» **WHAT TO DO**
Copy out all the entries below, word for word.

--- DATA FOR PROCESSING ---

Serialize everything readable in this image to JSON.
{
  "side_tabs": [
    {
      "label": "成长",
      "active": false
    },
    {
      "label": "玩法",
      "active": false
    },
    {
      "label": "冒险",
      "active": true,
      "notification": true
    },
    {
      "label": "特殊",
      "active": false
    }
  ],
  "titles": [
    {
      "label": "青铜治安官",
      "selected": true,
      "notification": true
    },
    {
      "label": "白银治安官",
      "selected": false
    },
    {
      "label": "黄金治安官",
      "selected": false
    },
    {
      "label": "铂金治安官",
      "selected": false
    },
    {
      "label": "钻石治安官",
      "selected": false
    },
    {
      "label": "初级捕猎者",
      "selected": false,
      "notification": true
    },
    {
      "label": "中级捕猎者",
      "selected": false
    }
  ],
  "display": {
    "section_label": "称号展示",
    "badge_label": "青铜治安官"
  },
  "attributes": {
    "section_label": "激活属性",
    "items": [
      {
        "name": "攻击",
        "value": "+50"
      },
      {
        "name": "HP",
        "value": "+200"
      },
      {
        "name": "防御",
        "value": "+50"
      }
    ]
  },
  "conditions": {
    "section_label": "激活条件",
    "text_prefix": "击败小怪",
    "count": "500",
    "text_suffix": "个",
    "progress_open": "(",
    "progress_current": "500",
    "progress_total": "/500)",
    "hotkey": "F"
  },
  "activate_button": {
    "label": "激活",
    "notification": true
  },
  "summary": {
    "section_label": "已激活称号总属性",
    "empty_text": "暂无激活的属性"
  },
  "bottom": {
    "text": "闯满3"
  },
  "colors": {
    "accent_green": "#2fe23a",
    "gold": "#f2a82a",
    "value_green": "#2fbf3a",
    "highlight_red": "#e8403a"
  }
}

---

» **ANSWER TO THIS PROBLEM**
Serialize everything readable in this image to JSON.
{
  "side_tabs": [
    {
      "label": "成长",
      "active": false
    },
    {
      "label": "玩法",
      "active": false
    },
    {
      "label": "冒险",
      "active": true,
      "notification": true
    },
    {
      "label": "特殊",
      "active": false
    }
  ],
  "titles": [
    {
      "label": "青铜治安官",
      "selected": true,
      "notification": true
    },
    {
      "label": "白银治安官",
      "selected": false
    },
    {
      "label": "黄金治安官",
      "selected": false
    },
    {
      "label": "铂金治安官",
      "selected": false
    },
    {
      "label": "钻石治安官",
      "selected": false
    },
    {
      "label": "初级捕猎者",
      "selected": false,
      "notification": true
    },
    {
      "label": "中级捕猎者",
      "selected": false
    }
  ],
  "display": {
    "section_label": "称号展示",
    "badge_label": "青铜治安官"
  },
  "attributes": {
    "section_label": "激活属性",
    "items": [
      {
        "name": "攻击",
        "value": "+50"
      },
      {
        "name": "HP",
        "value": "+200"
      },
      {
        "name": "防御",
        "value": "+50"
      }
    ]
  },
  "conditions": {
    "section_label": "激活条件",
    "text_prefix": "击败小怪",
    "count": "500",
    "text_suffix": "个",
    "progress_open": "(",
    "progress_current": "500",
    "progress_total": "/500)",
    "hotkey": "F"
  },
  "activate_button": {
    "label": "激活",
    "notification": true
  },
  "summary": {
    "section_label": "已激活称号总属性",
    "empty_text": "暂无激活的属性"
  },
  "bottom": {
    "text": "闯满3"
  },
  "colors": {
    "accent_green": "#2fe23a",
    "gold": "#f2a82a",
    "value_green": "#2fbf3a",
    "highlight_red": "#e8403a"
  }
}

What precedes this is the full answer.